Nearly one month ago on April 25, the Persona 5 Switch dream died. It was revealed that the ‘S’ in P5S stood for Scramble, not Switch. Although we’re not getting the 2017 Atlus JRPG on that console, another Nintendo console is getting something equally as intriguing. That is Persona Q2: New Cinema Labyrinth for the 3DS.
If you don’t have a 3DS, then you’re out of luck. However, it’s safe to assume that there’s a lot of overlap between Switch and 3DS owners.
Now I don’t want to oversell this for you 3DS owners out there. No, you’re not going to explore the palaces of Persona 5 on a 3DS. The worlds of Junessic Land and Kamo City are completely new.
You’re not going to go through the grind of daily high school life in Tokyo. Yet, the gameplay and characters are absolutely Persona 5.
Everything starts out just dandy. The whole gang is there (even Goro Akechi) doing their Phantom Thieves shenanigans. Early on while exploring the public’s subconscious, Mementos, you get sucked into a strange city.
This takes place during the late game of Persona 5, so the characters are extremely close by then.
From here, Persona Q2 starts to become its own thing. You have the whole crew of the Phantom Thieves running around this city that’s run by a cheap Superman knockoff.
Anybody who played Persona 5 will recognize him as Kamoshida. In this world, he takes on the form of Kamoshidaman. It’s a bit goofy, but it’s undoubtedly Persona.
That’s one of the biggest differences between Persona Q2 and Persona 5. In this 3DS title, the subject matter is a bit less impactful. Since each world they visit is a fictional movie, there are no real-world implications.

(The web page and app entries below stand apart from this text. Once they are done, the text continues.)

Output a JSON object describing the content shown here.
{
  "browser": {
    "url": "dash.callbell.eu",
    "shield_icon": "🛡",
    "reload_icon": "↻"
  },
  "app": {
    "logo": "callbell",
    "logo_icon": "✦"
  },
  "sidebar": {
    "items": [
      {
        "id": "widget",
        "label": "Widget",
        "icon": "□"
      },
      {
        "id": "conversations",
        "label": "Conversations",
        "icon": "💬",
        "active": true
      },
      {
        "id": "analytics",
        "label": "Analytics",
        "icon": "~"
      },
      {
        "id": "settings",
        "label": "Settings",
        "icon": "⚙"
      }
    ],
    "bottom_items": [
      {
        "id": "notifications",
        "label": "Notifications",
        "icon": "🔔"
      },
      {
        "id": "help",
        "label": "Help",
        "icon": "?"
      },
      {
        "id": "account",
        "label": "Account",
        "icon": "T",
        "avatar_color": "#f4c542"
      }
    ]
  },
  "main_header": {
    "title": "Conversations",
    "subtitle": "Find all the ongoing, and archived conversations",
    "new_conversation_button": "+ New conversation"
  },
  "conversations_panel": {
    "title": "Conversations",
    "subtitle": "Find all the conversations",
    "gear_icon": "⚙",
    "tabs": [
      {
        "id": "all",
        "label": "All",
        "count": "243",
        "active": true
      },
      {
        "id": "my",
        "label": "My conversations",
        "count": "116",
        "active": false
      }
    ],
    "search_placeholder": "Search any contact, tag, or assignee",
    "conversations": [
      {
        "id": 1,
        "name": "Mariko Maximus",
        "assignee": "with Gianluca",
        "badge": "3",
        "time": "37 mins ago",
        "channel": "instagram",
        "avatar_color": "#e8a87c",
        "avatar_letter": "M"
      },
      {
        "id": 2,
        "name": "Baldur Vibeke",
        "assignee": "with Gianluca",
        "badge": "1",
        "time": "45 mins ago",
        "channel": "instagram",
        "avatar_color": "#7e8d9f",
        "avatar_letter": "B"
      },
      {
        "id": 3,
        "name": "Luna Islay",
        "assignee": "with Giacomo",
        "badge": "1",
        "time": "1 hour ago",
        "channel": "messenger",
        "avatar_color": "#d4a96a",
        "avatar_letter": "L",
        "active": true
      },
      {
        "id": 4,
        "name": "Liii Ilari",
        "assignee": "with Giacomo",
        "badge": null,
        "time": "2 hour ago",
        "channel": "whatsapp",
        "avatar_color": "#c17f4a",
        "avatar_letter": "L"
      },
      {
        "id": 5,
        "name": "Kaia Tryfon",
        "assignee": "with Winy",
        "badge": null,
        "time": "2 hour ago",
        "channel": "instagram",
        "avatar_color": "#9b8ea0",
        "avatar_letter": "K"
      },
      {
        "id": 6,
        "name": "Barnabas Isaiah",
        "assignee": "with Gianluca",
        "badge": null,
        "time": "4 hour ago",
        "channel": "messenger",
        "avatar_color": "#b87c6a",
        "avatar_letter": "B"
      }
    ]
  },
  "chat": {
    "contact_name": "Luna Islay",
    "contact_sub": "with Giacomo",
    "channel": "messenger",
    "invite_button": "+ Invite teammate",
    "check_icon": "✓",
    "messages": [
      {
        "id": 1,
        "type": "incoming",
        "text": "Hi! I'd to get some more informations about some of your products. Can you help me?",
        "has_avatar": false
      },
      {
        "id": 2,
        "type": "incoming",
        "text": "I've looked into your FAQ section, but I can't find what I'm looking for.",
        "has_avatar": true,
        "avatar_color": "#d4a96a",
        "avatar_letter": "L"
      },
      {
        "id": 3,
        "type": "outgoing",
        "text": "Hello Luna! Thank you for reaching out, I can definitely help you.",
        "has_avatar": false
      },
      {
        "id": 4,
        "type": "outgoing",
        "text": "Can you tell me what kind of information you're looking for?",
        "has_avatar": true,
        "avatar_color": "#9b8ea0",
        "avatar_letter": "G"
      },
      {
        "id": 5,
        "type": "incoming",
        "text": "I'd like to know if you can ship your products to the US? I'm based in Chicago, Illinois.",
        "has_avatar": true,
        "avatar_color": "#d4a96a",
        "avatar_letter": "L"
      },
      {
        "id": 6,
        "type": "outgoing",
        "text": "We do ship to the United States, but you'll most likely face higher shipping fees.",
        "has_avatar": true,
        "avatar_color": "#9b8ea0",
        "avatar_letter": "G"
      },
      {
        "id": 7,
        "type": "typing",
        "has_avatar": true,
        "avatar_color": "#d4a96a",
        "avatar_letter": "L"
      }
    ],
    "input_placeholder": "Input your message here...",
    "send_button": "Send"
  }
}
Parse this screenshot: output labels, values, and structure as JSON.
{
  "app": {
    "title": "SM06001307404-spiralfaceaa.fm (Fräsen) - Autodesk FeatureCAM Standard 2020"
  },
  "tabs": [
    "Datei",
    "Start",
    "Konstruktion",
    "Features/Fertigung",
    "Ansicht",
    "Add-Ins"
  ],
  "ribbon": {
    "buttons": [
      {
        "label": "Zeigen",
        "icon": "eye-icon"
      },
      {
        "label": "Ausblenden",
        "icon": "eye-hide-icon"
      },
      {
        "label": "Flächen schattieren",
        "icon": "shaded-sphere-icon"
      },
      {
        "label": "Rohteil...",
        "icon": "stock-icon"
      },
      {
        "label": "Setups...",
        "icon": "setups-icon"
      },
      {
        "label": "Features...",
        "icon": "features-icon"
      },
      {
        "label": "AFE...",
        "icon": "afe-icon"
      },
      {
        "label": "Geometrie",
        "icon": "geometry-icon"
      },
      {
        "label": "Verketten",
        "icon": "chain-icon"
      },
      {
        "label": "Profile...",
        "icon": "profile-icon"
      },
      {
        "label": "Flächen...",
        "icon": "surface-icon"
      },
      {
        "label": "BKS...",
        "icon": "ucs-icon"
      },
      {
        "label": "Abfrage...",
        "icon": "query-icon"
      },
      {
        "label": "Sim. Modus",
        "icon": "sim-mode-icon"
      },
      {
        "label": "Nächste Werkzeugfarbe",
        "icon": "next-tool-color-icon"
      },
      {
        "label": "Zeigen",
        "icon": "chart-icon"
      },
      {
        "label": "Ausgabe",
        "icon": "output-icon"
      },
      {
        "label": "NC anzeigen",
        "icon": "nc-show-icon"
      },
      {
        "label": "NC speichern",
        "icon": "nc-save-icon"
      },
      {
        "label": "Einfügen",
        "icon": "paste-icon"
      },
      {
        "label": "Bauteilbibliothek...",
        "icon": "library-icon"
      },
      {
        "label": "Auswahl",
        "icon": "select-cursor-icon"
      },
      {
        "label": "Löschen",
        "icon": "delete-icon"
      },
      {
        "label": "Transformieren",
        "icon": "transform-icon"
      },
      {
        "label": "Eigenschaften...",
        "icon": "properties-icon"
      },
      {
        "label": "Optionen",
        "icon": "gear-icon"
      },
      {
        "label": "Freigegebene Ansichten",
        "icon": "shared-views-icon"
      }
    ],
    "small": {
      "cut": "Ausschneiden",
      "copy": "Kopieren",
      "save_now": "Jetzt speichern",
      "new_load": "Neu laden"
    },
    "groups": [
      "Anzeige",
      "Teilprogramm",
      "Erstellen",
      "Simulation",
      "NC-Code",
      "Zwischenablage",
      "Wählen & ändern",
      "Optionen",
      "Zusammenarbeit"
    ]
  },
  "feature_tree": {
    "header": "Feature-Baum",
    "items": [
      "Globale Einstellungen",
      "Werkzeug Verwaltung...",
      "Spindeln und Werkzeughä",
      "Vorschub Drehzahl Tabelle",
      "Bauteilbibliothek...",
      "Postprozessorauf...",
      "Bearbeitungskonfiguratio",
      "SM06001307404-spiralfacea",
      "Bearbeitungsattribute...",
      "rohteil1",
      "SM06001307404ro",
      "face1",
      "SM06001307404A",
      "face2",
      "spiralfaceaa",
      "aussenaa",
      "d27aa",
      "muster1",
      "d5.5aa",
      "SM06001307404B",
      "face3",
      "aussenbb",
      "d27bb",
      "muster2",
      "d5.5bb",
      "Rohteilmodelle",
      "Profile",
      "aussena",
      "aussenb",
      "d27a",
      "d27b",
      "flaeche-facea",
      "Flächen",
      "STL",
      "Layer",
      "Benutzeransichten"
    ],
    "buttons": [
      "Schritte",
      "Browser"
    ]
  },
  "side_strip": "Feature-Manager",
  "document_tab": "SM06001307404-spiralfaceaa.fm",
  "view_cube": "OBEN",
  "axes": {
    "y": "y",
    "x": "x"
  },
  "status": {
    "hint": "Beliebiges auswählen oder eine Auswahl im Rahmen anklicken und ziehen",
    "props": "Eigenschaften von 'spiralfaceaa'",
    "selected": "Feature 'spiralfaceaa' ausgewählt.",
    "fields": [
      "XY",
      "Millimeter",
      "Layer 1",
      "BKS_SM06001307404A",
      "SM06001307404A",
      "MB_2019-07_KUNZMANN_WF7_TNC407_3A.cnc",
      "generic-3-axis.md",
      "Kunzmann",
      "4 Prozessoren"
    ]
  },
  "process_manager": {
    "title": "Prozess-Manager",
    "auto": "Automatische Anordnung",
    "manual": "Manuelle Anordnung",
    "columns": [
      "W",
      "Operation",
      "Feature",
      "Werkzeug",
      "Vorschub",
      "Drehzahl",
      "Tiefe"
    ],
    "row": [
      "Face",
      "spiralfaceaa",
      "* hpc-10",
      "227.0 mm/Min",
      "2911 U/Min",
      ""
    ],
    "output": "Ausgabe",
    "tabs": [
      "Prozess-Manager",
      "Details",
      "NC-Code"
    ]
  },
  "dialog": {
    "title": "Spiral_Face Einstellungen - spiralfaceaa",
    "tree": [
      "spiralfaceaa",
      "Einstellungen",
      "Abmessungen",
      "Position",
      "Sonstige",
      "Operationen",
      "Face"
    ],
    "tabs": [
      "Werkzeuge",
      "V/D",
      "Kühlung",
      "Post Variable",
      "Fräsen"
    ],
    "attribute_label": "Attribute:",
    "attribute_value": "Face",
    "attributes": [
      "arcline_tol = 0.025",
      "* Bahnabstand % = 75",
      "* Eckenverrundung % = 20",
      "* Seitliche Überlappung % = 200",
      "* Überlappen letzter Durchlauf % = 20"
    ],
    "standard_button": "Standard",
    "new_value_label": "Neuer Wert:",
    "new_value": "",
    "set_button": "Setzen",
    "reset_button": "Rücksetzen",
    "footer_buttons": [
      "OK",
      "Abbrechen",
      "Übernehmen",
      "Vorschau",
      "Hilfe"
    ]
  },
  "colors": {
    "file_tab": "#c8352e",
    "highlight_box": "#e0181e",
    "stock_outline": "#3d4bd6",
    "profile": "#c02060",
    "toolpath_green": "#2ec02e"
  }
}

The stakes in this game are much lower; however, Persona Q2 carries over enough from Persona 5 and past Persona games to make it a worthy alternative.
I played the heck out of Persona 5. I was considering doing another playthrough of the game before getting deep into Persona Q2. After only a few hours in, it was able to satisfy my desire to get back into that world.
Seeing all these character interactions is a treat. Even if you’re not familiar with the characters from Persona 5, it’s easy to tell how the dynamics of the group work.
The writing in Persona Q2 is exactly on point for the Persona 5 characters. Seeing their interactions within the group combined with how they get along with Persona 3 and 4 characters is even more interesting.
There’s a bit where Kanji is clearly enamored of Morgana and Teddie is extremely jealous. It’s a silly scene, but it’s true to all characters involved.
Persona 5 is great but getting to experience characters from past games is another massive bonus. The individual stories of those games are great, but it’s the character interactions that drive the best parts of this franchise.
Persona Q2 has those fantastic moments in spades thanks to the crossovers with Persona 3 and 4.
The writing and character building is what you would expect from Persona. The battle system is also incredibly familiar. In the end, it’s all about finding your enemy’s weaknesses while avoiding their strengths.
There are a few additions like Sub-Personas and rows that freshen up the typical battle.
In past Persona games the, main character always has a special ability known as Wild Card which lets them wield multiple Personas. Returning from Persona Q, Sub-Personas let every character utilize the powers of a second Persona.
The only drawback is that the main characters are then limited by this rule since they can only wield two as well. Despite that, the ability to fully customize the attack types of your whole team is a massive advantage in battle.
Also returning from Persona Q are the row placements in battle. This system allows you to set up a wall of sturdy fighters to protect your more fragile spellcasters in the back.
It’s also advantageous to put the bruisers up front since they can hit the enemy’s back row with physical attacks. They can’t reach quite as far when sitting in that back row.
Despite the changes here and there with the Persona Q2 battle system, it still lives up to its reputation of being one of the hardest JRPG series.
At its core, this game is the closest you’ll get to Persona 5 without playing the real thing. The character interactions and comedy are authentic Persona fun.
As someone who has spent hundreds of hours with the Phantom Thieves, I can confidently say that Persona Q2 scratches that Persona itch. There are a few bits and pieces that give this game its own distinct feel. However, the heart of this game is Persona through and through.